### What to produce
Copy the lines below word for word, skipping any image.

[Web page and app entries]
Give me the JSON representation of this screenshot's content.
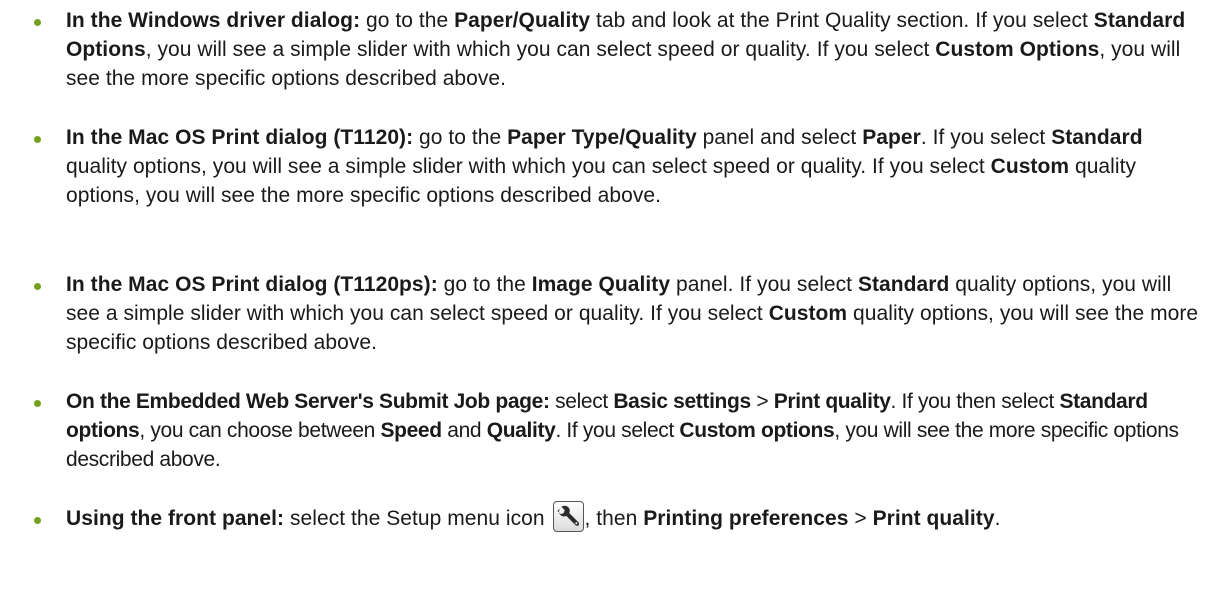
{
  "items": [
    {
      "lead": "In the Windows driver dialog:",
      "t1": " go to the ",
      "b1": "Paper/Quality",
      "t2": " tab and look at the Print Quality section. If you select ",
      "b2": "Standard Options",
      "t3": ", you will see a simple slider with which you can select speed or quality. If you select ",
      "b3": "Custom Options",
      "t4": ", you will see the more specific options described above."
    },
    {
      "lead": "In the Mac OS Print dialog (T1120):",
      "t1": " go to the ",
      "b1": "Paper Type/Quality",
      "t2": " panel and select ",
      "b2": "Paper",
      "t3": ". If you select ",
      "b3": "Standard",
      "t4": " quality options, you will see a simple slider with which you can select speed or quality. If you select ",
      "b4": "Custom",
      "t5": " quality options, you will see the more specific options described above."
    },
    {
      "lead": "In the Mac OS Print dialog (T1120ps):",
      "t1": " go to the ",
      "b1": "Image Quality",
      "t2": " panel. If you select ",
      "b2": "Standard",
      "t3": " quality options, you will see a simple slider with which you can select speed or quality. If you select ",
      "b3": "Custom",
      "t4": " quality options, you will see the more specific options described above."
    },
    {
      "lead": "On the Embedded Web Server's Submit Job page:",
      "t1": " select ",
      "b1": "Basic settings",
      "t2": " > ",
      "b2": "Print quality",
      "t3": ". If you then select ",
      "b3": "Standard options",
      "t4": ", you can choose between ",
      "b4": "Speed",
      "t5": " and ",
      "b5": "Quality",
      "t6": ". If you select ",
      "b6": "Custom options",
      "t7": ", you will see the more specific options described above."
    },
    {
      "lead": "Using the front panel:",
      "t1": " select the Setup menu icon ",
      "icon": "setup-wrench-icon",
      "t2": ", then ",
      "b1": "Printing preferences",
      "t3": " > ",
      "b2": "Print quality",
      "t4": "."
    }
  ],
  "colors": {
    "bullet": "#73a11f",
    "text": "#1a1a1a"
  }
}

### Answer to the problem
Give me the JSON representation of this screenshot's content.
{
  "items": [
    {
      "lead": "In the Windows driver dialog:",
      "t1": " go to the ",
      "b1": "Paper/Quality",
      "t2": " tab and look at the Print Quality section. If you select ",
      "b2": "Standard Options",
      "t3": ", you will see a simple slider with which you can select speed or quality. If you select ",
      "b3": "Custom Options",
      "t4": ", you will see the more specific options described above."
    },
    {
      "lead": "In the Mac OS Print dialog (T1120):",
      "t1": " go to the ",
      "b1": "Paper Type/Quality",
      "t2": " panel and select ",
      "b2": "Paper",
      "t3": ". If you select ",
      "b3": "Standard",
      "t4": " quality options, you will see a simple slider with which you can select speed or quality. If you select ",
      "b4": "Custom",
      "t5": " quality options, you will see the more specific options described above."
    },
    {
      "lead": "In the Mac OS Print dialog (T1120ps):",
      "t1": " go to the ",
      "b1": "Image Quality",
      "t2": " panel. If you select ",
      "b2": "Standard",
      "t3": " quality options, you will see a simple slider with which you can select speed or quality. If you select ",
      "b3": "Custom",
      "t4": " quality options, you will see the more specific options described above."
    },
    {
      "lead": "On the Embedded Web Server's Submit Job page:",
      "t1": " select ",
      "b1": "Basic settings",
      "t2": " > ",
      "b2": "Print quality",
      "t3": ". If you then select ",
      "b3": "Standard options",
      "t4": ", you can choose between ",
      "b4": "Speed",
      "t5": " and ",
      "b5": "Quality",
      "t6": ". If you select ",
      "b6": "Custom options",
      "t7": ", you will see the more specific options described above."
    },
    {
      "lead": "Using the front panel:",
      "t1": " select the Setup menu icon ",
      "icon": "setup-wrench-icon",
      "t2": ", then ",
      "b1": "Printing preferences",
      "t3": " > ",
      "b2": "Print quality",
      "t4": "."
    }
  ],
  "colors": {
    "bullet": "#73a11f",
    "text": "#1a1a1a"
  }
}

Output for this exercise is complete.